Is Congress Rushing to Regulate AI a Bad Idea?

Senate Majority Leader Chuck Schumer came up with a brilliant idea. Schumer is trying to shame tech companies that are using artificial intelligence.

Schumer stated that many people want to ignore AI due to its complexity in a speech he gave at the Center for Strategic and International Studies, where he unveiled the new framework. “But we can’t be ostriches when it comes to AI. We cannot bury our heads in the ground.”

No one, that I know of, has ever said AI was “too complicated” or wanted to avoid the subject. Schumer quickly knocked his own strawman down.

Schumer stated Wednesday that “Innovation is our North Star.” Schumer said that if people believe AI innovation isn’t done safely or if there aren’t adequate guardrails, it will stop innovation.
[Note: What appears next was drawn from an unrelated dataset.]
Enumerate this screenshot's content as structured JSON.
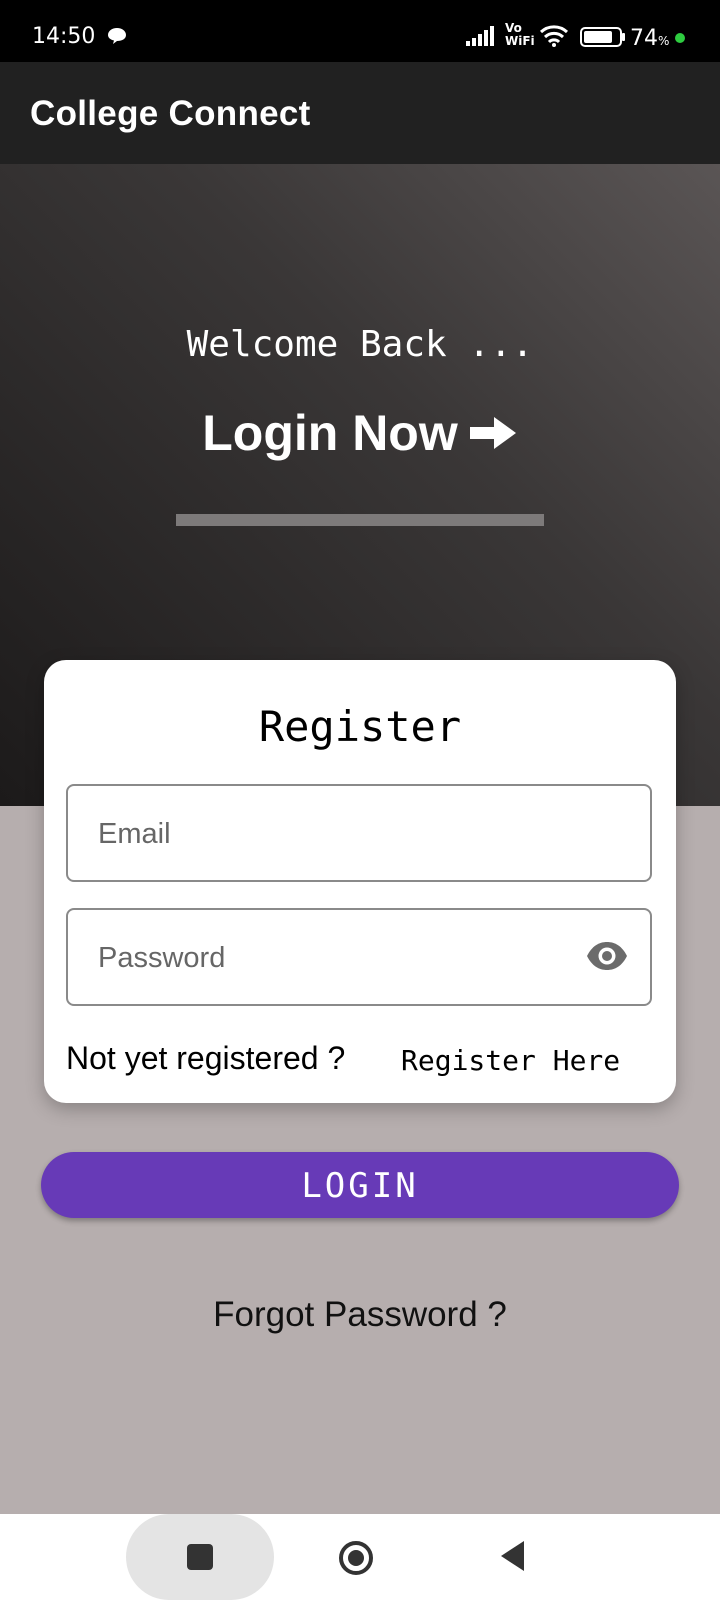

Schumer’s approach to AI regulation is not one that the United States government should follow. It’s a simple matter of logic: we do not know the direction AI innovation will go, and imposing “guardrails,” which are rigid and unyielding, could block promising research and development avenues.


Schumer announced that he would convene “AI Insight Forums,” starting in the fall. These meetings will see top AI experts briefing Congress on a variety of topics, including workforce, national safety, privacy, explainability, and even a “doomsday scenario.”

Schumer stated that the forums were meant to free Congress from its slow committee process and regulate the rapidly-evolving technology.

The regulation of artificial intelligence is the biggest government game in the 21st century.

Consumer Product Safety Commission (CPSC), Federal Election Commission (FEC), and Consumer Finance Protection Bureau (CFB) are all making noises about joining them. The turf wars between agencies are sure to be epic.

Schumer stated that “there’s so little legislative history in this area, a new approach is needed.” Schumer warned later that lawmakers would not be able to come up with “the right policies” if they followed the usual path of holding congressional hearings, with each member giving an opening statement and then asking five-minute questions at a time.

The forums won’t start until September. Even if Congress is able to bridge the knowledge gap, the upcoming presidential election will likely limit how much time lawmakers have to come together and pass sweeping legislation.

It is not necessary for Congress to depart from its “typical course.” In fact, the Senate was originally created to curb the passions in the House, which is exactly what AI legislation will be.

Schumer said, “Our goal is to come up with a proposal from the United States.” He called the United States “the world’s largest economy, innovator leader, and intellectual leader.”

Schumer stated, “If we put this together with a serious approach, I believe the rest of the world will follow.”

Schumer’s plans are short on detail, and this should be a cause for concern. Joe Biden’s remarks at a Tuesday meeting in San Francisco with advocates and officials on AI are a good example. He believes that “more technology will change in the next ten years than in the past 50 years.”

Biden stated during the event that “my administration is committed to… safeguarding Americans’ right and safety. From protecting privacy to addressing biases and disinformation to ensuring AI systems are safe prior to their release,” Biden said.

What is “bias” in AI technology? Who decides what is “disinformation?”

We can’t just rush to regulate AI. Most congress critters are probably unfamiliar with this area, but it’s one where thinking before acting is best for the country.